- Password Hasher
- SecurePassword Generator
- Magic Password Generator
- Password Composer
- And the one I’d actually be likely to use: PwdHash
These all basically do the same thing. Create a hash of a password and the domain name of the site you’re logging in to. This allows you to use a different password at each site, but only have to remember a single password. And of course, having this built-in as an extension makes it all the easier.
I like PwdHash because it also provides a web interface for generating passwords. Handy for those times you’re using a foreign browser. Also, Blake Ross is a developer whose work I have respect for and one of the first blogs I subscribed to.
- If there is a referring URL, I auto-populate the domain field (works with the bookmarklet).
- I set focus to the domain or password field (whichever is appropriate) for you when the page loads.
- After generating a password, the generated password is selected in the field for easy copy/paste.
- It’s a sight prettier.
I also created a little bookmarklet1 for times when I’m at random computer. The bookmarklet does a little JS to give me a link to my password page from the page I need to log in to. This way I can auto-populate the domain field with the referring URL. Not sure if I’ll really use this or not.
When/if I make the change, I’ll be choosing a new general password to use with the hashes too.

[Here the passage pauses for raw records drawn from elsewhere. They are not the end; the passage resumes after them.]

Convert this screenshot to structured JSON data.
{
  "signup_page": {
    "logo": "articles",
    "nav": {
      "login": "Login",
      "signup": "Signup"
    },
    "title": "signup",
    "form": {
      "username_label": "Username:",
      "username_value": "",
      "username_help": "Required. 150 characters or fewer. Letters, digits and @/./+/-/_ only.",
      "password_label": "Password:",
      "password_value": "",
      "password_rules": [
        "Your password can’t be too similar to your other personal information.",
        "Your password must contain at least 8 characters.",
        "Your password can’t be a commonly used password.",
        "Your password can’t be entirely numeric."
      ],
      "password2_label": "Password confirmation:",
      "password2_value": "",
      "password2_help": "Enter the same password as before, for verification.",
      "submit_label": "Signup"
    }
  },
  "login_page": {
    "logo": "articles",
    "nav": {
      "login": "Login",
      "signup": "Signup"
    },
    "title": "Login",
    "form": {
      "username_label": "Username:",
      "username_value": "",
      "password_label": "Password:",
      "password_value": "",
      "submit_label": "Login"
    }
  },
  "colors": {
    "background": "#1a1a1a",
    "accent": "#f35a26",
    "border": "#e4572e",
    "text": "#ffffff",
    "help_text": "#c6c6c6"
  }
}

These techniques keep passwords from being stolen over the wire or from a service, but don’t help much if the main password used to create them is compromised.
In reality, not having the passwords filled in for me3 might be a good reminder to change my password for the site to a new hashed password.
- Tested with Camino, Firefox and Safari. [back]
- Looks like this will likely be built-in in the future. [back]
- If I switch from Camino to Firefox. Camino stores passwords in the OS X keychain while Firefox uses it’s own password manager. [back]
This post is part of the thread: Passwords – an ongoing story on this site. View the thread timeline for more context on this post.